** Opening RECORDS SUPPLIED block **

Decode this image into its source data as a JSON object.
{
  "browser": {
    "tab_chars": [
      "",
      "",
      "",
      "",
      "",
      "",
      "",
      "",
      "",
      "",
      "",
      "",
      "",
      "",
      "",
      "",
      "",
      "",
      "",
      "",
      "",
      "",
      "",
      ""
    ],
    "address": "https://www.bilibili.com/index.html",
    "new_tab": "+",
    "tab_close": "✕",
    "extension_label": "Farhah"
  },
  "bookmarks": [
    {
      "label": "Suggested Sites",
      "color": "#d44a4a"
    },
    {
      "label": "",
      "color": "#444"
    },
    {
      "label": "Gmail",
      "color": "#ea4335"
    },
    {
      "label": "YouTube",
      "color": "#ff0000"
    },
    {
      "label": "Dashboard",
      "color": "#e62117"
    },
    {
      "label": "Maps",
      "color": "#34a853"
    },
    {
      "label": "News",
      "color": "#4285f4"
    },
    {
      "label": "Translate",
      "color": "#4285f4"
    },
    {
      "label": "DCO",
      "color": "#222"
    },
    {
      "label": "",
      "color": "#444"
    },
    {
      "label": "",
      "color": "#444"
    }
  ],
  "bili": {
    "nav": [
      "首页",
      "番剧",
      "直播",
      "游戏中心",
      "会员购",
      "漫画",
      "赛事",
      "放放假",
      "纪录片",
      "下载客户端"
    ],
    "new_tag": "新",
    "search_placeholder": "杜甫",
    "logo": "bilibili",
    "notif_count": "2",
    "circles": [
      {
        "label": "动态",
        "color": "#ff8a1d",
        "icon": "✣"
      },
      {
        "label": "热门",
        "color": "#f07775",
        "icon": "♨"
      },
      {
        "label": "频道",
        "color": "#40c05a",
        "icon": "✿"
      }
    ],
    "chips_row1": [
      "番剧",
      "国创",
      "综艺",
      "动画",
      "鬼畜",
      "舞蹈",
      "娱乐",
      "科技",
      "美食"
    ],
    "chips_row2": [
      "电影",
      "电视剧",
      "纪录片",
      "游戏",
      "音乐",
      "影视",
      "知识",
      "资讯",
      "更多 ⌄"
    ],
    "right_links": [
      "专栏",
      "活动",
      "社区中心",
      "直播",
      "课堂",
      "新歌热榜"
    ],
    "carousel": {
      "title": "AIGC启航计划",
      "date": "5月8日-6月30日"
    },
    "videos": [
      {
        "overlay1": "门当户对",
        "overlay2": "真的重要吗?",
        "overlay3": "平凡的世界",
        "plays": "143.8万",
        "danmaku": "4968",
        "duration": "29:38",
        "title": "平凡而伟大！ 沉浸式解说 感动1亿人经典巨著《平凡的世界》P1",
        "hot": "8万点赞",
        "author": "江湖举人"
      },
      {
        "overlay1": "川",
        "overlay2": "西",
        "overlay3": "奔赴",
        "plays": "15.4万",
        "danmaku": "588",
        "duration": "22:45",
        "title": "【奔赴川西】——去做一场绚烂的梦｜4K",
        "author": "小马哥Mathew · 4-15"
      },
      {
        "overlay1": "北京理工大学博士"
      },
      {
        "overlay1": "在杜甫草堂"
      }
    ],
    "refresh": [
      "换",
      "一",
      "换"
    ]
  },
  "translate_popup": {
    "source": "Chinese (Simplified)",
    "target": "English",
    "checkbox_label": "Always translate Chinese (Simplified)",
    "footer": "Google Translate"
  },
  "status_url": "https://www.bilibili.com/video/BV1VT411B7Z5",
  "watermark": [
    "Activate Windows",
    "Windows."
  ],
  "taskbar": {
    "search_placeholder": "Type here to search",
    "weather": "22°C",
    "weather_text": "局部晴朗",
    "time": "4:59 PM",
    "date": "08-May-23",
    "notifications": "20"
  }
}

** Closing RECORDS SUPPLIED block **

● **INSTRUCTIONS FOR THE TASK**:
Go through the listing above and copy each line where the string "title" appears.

● **OUTPUT BELOW**:
      "title": "AIGC启航计划",
        "title": "平凡而伟大！ 沉浸式解说 感动1亿人经典巨著《平凡的世界》P1",
        "title": "【奔赴川西】——去做一场绚烂的梦｜4K",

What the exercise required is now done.